Connecting to the grid
Most renewable energy generation projects will need to connect to a transmission or distribution network. Securing grid connection is usually a critical path item for projects as it can take many years to allow for the completion of connection studies and construction of network infrastructure. Network connection can also be a significant component of project costs.
To access the electricity grid, as a project proponent, you are required to liaise with either Powerlink Queensland (i.e. the transmission network) or Energy Queensland (i.e. the distribution network), depending on project location and size.
You should engage with these network businesses in the initial stages of your project's development, to ensure that the regulatory approvals process associated with both a connection application and development application are undertaken concurrently where possible.
Read more about connecting a renewable generator to the transmission network.
Read more about connecting a renewable generator to the distribution network.
If your renewable project has over 30MW generation capacity, you will need to secure a Generation Authority. This is issued by the Department of Energy and Public Works and authorises its holder to connect the generating plant to a transmission grid or supply network.
In order to secure a generation authority, you must apply in writing and pay the prescribed fee.
Read more about electricity licences, including guidelines for a generation authority.
Note: A generating plant with a capacity of 30MW or less does not need to apply for a generation authority.
- Read more about the Powering Queensland Plan: an integrated energy strategy for the state.

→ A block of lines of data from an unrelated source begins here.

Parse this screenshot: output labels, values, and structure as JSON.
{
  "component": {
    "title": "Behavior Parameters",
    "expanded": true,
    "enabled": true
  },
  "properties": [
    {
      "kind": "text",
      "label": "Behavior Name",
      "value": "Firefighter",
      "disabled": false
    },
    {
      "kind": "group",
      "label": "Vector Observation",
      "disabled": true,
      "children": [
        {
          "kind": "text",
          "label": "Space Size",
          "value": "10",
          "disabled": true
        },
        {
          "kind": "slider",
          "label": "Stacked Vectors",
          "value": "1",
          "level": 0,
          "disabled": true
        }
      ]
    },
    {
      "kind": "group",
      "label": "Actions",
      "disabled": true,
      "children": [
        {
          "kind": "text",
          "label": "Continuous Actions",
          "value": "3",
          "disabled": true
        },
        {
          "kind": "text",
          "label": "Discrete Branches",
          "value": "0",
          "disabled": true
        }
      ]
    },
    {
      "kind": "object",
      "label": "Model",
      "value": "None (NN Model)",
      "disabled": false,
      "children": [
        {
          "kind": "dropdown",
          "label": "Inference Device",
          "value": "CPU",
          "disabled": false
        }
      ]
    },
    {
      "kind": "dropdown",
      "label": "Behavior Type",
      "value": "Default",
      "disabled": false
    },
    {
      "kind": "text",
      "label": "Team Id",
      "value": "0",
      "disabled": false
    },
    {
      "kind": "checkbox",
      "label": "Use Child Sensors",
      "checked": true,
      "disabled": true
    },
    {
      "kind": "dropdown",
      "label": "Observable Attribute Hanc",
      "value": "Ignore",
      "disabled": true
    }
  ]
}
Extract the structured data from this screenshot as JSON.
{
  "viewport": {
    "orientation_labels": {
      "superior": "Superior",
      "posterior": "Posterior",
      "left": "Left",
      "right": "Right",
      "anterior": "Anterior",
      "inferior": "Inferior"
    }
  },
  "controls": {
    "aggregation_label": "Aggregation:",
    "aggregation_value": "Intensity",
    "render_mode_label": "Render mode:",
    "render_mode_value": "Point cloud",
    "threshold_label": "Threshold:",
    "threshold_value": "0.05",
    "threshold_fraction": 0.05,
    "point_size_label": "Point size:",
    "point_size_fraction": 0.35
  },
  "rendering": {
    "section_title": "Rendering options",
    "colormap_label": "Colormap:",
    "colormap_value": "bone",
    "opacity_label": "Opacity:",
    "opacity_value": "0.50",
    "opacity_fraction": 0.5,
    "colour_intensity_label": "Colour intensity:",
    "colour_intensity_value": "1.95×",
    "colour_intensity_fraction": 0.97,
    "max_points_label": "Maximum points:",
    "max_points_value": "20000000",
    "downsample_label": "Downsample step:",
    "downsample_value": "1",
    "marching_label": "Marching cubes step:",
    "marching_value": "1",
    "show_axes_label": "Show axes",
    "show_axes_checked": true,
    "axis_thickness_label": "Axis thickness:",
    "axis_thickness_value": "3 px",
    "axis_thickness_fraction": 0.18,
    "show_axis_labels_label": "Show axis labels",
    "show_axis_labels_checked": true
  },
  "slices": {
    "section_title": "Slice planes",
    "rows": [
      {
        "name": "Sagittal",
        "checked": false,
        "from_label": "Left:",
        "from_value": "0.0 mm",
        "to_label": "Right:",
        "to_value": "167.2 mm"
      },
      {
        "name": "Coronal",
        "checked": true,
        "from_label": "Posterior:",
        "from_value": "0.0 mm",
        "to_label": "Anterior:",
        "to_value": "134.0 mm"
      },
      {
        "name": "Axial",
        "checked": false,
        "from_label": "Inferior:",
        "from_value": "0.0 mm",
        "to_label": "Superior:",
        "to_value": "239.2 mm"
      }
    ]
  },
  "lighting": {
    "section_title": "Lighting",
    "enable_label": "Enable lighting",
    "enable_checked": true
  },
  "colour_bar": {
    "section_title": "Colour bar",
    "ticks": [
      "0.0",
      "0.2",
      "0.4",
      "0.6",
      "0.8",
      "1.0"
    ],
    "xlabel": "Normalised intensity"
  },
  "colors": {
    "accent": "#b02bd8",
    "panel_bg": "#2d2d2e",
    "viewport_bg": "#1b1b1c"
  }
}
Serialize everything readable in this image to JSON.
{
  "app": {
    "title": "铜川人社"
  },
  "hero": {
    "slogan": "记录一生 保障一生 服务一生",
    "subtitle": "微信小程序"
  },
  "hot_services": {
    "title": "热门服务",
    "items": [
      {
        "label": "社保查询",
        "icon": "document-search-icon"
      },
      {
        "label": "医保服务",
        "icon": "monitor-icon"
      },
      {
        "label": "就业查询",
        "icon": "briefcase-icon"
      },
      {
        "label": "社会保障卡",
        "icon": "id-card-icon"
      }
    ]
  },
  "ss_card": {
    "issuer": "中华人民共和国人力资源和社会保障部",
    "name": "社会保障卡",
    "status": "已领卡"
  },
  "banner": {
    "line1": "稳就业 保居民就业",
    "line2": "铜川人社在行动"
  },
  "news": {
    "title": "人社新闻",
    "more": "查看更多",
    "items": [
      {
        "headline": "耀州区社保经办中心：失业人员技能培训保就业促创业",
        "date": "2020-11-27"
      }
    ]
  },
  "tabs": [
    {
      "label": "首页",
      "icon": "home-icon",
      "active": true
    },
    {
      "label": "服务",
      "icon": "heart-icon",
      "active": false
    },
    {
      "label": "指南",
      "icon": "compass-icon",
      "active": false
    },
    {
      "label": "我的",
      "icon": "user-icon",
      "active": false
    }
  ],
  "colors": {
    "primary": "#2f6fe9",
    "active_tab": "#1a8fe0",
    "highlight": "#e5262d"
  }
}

- Find out more about investing in Queensland.
- Learn more about Queensland's current renewable energy projects.
- Find out more about Queensland's energy industry.
- Last reviewed: 27 Mar 2018
- Last updated: 27 Nov 2020